Task input:
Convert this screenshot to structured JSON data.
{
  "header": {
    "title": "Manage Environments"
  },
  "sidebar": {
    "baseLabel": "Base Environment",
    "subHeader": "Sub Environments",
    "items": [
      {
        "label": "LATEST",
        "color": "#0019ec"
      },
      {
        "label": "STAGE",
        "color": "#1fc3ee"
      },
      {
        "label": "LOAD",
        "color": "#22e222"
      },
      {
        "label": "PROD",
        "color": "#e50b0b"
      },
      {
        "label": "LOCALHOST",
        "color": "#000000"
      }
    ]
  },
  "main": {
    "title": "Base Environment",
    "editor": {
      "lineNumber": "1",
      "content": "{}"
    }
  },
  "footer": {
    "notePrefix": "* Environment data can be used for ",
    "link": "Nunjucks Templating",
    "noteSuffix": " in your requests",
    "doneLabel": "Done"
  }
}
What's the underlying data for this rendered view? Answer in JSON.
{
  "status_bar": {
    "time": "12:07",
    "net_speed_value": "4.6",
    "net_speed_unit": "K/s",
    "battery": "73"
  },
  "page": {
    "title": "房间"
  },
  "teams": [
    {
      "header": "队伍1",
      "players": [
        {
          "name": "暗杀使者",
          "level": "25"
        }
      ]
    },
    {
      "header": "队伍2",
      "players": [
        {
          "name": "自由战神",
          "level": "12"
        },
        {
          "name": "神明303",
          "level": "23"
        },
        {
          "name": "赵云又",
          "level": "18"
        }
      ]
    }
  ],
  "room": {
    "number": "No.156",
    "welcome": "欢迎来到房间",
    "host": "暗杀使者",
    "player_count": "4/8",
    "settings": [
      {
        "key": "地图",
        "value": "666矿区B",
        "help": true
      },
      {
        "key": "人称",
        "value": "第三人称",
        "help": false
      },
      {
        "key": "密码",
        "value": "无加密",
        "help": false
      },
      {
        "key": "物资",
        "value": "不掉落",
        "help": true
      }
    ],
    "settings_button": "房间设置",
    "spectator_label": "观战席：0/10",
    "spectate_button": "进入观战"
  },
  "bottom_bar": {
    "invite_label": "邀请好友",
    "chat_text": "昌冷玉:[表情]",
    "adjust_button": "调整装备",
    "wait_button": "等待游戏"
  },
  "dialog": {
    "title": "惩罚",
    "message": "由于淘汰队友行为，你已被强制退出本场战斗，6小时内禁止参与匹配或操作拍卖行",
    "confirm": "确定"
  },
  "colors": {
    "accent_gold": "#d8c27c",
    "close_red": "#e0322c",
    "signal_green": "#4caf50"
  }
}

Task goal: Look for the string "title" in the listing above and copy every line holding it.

Result for this task:
    "title": "Manage Environments"
    "title": "Base Environment",
    "title": "房间"
    "title": "惩罚",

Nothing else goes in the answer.